Chinese state news agency Xinhua has confirmed yesterday afternoon that the Chang’e-5 lunar lander’s ascent vehicle is on its way back to Earth with the first lunar soil samples to be collected since the mid-1970s. When the craft returns home, it will solidify China as just the third country in history to retrieve lunar samples, behind the U.S. and the as-then Soviet Union.
BACKGROUND: What did Chang’e-5 Accomplish?
The spacecraft landed on Earth’s nearest satellite on Tuesday around the western edge of the near side of the Moon in the hopes that the samples gathered will shed new light on the origins and evolution of our lunar neighbor.
The craft launched on November 23 from the Wenchang Space Launch Site in China’s Hainan Province, taking almost ten days to arrive at its destination.
Just hours after landing, the lunar vehicle’s robotic arms began scooping up samples from the gravel-like surface. The last time this was done was when the U.S. brought back hundreds of pounds of lunar material throughout the 1960s and 1970s. The Soviet Union was also able to pull off a robotic mission—similar to Chang’e-5—despite having far less advanced technology at their disposal in 1976.

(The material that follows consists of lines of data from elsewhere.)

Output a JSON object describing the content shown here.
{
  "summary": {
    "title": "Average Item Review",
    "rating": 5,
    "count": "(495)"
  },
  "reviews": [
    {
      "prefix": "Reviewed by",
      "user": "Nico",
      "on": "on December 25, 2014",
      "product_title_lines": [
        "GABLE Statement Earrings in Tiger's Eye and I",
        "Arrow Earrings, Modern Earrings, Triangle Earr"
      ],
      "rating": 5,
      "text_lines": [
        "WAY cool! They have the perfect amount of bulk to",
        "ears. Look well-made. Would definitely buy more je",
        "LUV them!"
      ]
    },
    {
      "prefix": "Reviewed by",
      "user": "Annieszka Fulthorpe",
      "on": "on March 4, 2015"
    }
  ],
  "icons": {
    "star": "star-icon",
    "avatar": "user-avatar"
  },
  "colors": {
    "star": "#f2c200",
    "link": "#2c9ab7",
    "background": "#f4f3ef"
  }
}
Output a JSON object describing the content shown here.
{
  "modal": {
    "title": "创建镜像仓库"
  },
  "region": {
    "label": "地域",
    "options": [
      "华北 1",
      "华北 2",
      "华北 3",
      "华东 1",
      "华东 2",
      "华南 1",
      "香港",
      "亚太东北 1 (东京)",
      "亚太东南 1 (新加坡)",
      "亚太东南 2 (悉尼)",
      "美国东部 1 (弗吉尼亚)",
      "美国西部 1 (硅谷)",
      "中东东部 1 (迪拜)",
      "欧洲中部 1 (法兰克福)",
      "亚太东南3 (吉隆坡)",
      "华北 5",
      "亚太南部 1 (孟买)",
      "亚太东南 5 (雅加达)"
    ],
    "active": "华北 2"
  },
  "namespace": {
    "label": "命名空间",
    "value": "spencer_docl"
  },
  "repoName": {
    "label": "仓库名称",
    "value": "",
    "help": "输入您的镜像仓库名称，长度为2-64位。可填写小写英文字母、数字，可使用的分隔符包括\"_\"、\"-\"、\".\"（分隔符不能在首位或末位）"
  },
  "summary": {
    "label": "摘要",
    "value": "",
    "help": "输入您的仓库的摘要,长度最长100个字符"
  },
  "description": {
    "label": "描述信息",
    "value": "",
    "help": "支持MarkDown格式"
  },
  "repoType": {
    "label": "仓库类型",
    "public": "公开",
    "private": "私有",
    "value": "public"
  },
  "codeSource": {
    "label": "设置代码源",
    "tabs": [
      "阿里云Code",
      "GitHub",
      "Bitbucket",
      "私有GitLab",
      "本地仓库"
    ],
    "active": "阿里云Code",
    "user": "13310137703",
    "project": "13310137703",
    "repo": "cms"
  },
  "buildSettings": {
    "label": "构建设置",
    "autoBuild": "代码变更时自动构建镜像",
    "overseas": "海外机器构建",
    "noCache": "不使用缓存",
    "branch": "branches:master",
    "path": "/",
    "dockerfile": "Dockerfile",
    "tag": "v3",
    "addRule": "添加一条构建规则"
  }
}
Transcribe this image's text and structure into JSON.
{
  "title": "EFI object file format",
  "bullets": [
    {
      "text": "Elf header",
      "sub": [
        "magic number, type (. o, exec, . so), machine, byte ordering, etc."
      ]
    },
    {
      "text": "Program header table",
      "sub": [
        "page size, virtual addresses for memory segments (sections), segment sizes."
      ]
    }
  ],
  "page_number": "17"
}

ANALYSIS: Chang’e-5 and Her Successful Mission
The lander reportedly set down in Mons Rumker—a colossal basalt lava plain that is said to be billions of years younger than the lunar rocks retrieved by the Apollo astronauts during the 1970s.
Moon samples are not the only material of interest to the Chinese mission. The lunar lander was also able to shoot back color photos of the Moon’s surface, and they are reportedly much more beige than one might have otherwise thought.
Chang’e-5 was able to snap off several photos that were later stitched back together into an impressive panorama that may change the way people usually think about the color of the Moon.
The surface of our lunar neighbor can change dramatically depending on the way sunlight reflects off its surface. The Apollo astronauts described several different colors, ranging from “chocolate brown” on the day said to a “pale blue” on the night side.
OUTLOOK: Chang’e-5 Heading Home
The return journey is estimated to take just shy of two weeks, with a safe landing expected in inner Mongolia around December 16 or 17. With the recent acquisition of the soil samples that are billions of years younger than anything scientists currently have at their disposal, it is possible that they may be closer to understanding the exact nature and origin of our nearest celestial body.